At least, that's according to the team behind cryptocurrency project Horizen - formally zencash - which lost more than $500,000 in such an attack, called a 51 percent attack, earlier this year.

This attack happens when one single malicious miner controls more than 51 percent of the compute power on a blockchain network and can then inject false transactions into the system.

In a paper released today, the Horizen team claim to have found an innovative solution - by updating their proof-of-work consensus algorithm with a so-called "Delay function" that penalizes miners that could be preparing for such an attack.

Because a 51 percent attack requires a miner to produce blocks in secret before posting them to the blockchain, co-founder of Horizen Rob Viglione said a delay function allows for penalties that make such attacks prohibitively expensive.

Stepping back, the 51 percent attack has been a part of many crypto enthusiast's awareness this year, after five major cryptocurrencies lost money due to the attack in June.

"Right after the attack our engineers started brainstorming and we think we have a very elegant, simple solution to make sure that this doesn't happen again."

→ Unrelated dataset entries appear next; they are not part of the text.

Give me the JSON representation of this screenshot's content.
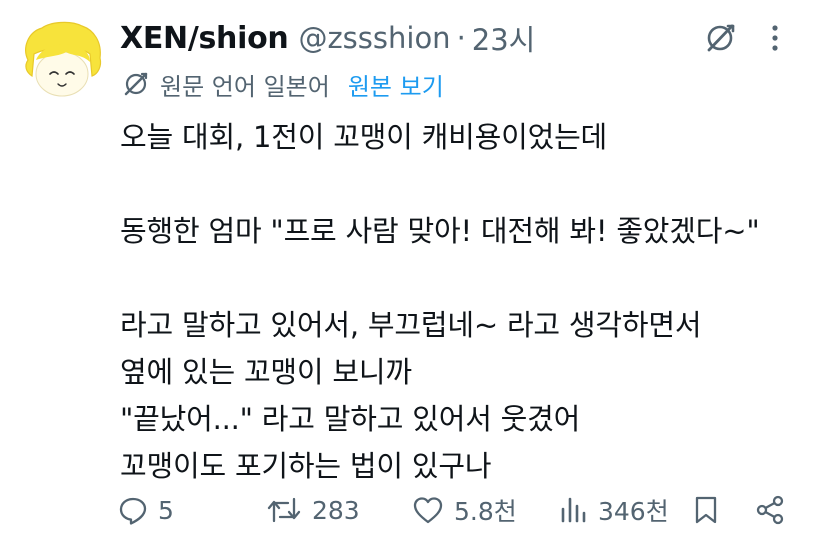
{
  "tweet": {
    "author_name": "XEN/shion",
    "handle": "@zssshion",
    "separator": "·",
    "time": "23시",
    "translation_label": "원문 언어 일본어",
    "show_original": "원본 보기",
    "text": "오늘 대회, 1전이 꼬맹이 캐비용이었는데\n\n동행한 엄마 \"프로 사람 맞아! 대전해 봐! 좋았겠다~\"\n\n라고 말하고 있어서, 부끄럽네~ 라고 생각하면서\n옆에 있는 꼬맹이 보니까\n\"끝났어...\" 라고 말하고 있어서 웃겼어\n꼬맹이도 포기하는 법이 있구나"
  },
  "actions": {
    "replies": "5",
    "reposts": "283",
    "likes": "5.8천",
    "views": "346천"
  },
  "colors": {
    "text": "#0f1419",
    "secondary": "#536471",
    "link": "#1d9bf0",
    "avatar_hair": "#f7e33b"
  },
  "icons": [
    "avatar",
    "grok-icon",
    "more-vertical-icon",
    "translate-icon",
    "reply-icon",
    "repost-icon",
    "like-icon",
    "views-icon",
    "bookmark-icon",
    "share-icon"
  ]
}
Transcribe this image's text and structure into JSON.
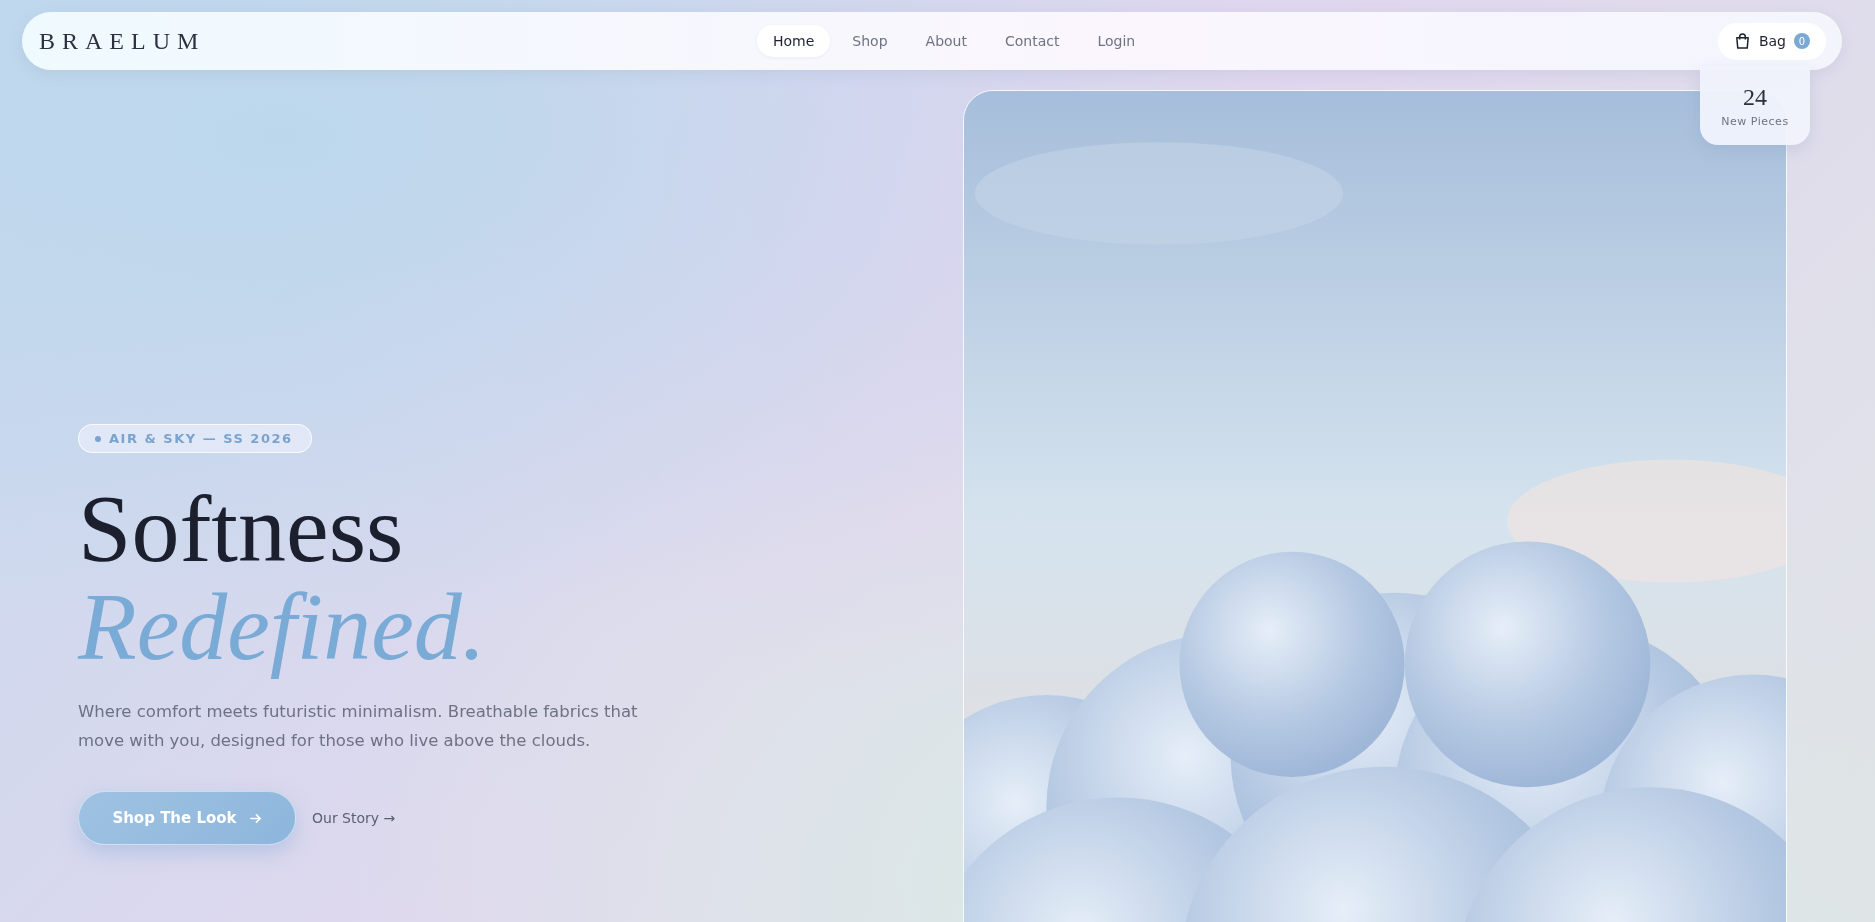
{
  "brand": "BRAELUM",
  "nav": [
    {
      "label": "Home",
      "selected": true
    },
    {
      "label": "Shop",
      "selected": false
    },
    {
      "label": "About",
      "selected": false
    },
    {
      "label": "Contact",
      "selected": false
    },
    {
      "label": "Login",
      "selected": false
    }
  ],
  "bag": {
    "label": "Bag",
    "count": "0"
  },
  "hero": {
    "tag": "AIR & SKY — SS 2026",
    "title_line_1": "Softness",
    "title_line_2": "Redefined.",
    "description": "Where comfort meets futuristic minimalism. Breathable fabrics that move with you, designed for those who live above the clouds.",
    "primary_button": "Shop The Look",
    "secondary_link": "Our Story →"
  },
  "stat": {
    "value": "24",
    "label": "New Pieces"
  }
}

If a block is proposed that is 5 blocks or more behind the most recent, a penalty is introduced, Viglione said.

The chances of a 51 percent attack are decreased.

Accompanying the release, a white paper states that should a chain of blocks be rejected due to being too far behind the most recent block, exchanges can freeze suspicious deposits until the situation is resolved.